It’s interesting to dig down a little into some of the songs and hymns that have become so well-loved and cherished over the years and hear a little bit about the stories behind them. How did they originate? How have they evolved? Who wrote them? Where do they come from?

It’s just that kind of background information Andrew Gant shares in “The Carols of Christmas.” Gant, a composer, choirmaster, church musician, university teacher, and writer, has done his homework in putting together a thorough (but not exhaustive) and enjoyable compilation with stories of some of these Christmas songs that many have come to know and love throughout the years.

From “O Come, O Come Emmanuel” to “O Holy Night” to “Away In a Manger” and even “Jingle Bells,” Gant shares information about these hymns and the journey that they have been on from origin and through their evolution to the songs that we know today. It’s interesting to read the background stories here. Some songs have evolved from ancient and pagan roots to eventually be connected to the Christian holiday. Other songs have questionable theology or history (did the baby Jesus really not cry and did three ships come sailing into Bethlehem?).
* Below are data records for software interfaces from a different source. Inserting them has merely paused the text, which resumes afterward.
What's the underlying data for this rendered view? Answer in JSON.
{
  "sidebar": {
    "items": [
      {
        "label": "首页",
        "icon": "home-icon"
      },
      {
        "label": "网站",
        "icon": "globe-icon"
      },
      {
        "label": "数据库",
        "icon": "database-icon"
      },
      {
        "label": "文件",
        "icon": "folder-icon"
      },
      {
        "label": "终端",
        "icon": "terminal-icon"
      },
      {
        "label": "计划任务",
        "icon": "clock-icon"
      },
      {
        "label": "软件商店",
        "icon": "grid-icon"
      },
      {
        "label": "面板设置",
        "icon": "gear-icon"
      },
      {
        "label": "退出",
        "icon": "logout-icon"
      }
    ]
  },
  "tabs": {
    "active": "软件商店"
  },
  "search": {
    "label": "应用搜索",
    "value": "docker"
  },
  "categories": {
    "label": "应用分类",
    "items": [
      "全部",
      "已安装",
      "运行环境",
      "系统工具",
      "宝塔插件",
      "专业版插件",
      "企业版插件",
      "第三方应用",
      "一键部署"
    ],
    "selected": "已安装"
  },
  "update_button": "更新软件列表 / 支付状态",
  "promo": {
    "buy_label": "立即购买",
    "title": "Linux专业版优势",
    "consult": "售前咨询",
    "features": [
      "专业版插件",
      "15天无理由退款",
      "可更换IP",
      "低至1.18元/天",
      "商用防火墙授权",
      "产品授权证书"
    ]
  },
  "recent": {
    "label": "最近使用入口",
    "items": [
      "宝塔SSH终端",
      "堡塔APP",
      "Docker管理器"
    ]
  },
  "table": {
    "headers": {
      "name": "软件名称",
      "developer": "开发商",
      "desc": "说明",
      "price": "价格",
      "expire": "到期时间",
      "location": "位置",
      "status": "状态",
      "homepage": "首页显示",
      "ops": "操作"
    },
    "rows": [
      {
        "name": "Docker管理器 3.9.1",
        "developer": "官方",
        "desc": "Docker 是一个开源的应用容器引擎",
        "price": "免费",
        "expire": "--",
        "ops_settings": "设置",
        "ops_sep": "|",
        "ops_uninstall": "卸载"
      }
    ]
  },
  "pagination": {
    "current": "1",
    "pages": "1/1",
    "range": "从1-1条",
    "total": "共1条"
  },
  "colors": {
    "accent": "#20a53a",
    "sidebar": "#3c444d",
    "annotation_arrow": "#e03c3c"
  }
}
Gant uses images throughout the book to show some of the history in these songs. He also includes full versions of the songs for those whose musical inclinations would allow them to play the songs themselves. It’s a helpful tool to be reminded of what it is that you’ve been reading about throughout each chapter.

While it’s not necessary for one to be a musician to read this, it certainly helps. Some of the terms and phrases that Gant uses may go over the heads of those with little to no musical experience or training.

“The Carols of Christmas” is not exhaustive, and Gant admits that. While there are 21 songs covered in here, Gant mostly sticks to those that would be familiar to anyone who would open up a hymnal in a church. For the casual reader, musician, or hymn singer, I would be hard-pressed to believe that he hasn’t covered what would be expected. While there were no songs that were as surprising as Gant’s subtitle (“A celebration of the Surprising Stories Behind Your Favorite Holiday Songs”) might suggest, it was an entertaining read that I may very well refer to every year when I find myself singing these songs throughout the season once again.

(This review is based upon a copy of this book which was provided free of charge from Booklook Bloggers. These opinions are my own; I was not required to write a positive review, nor was I compensated for this review.)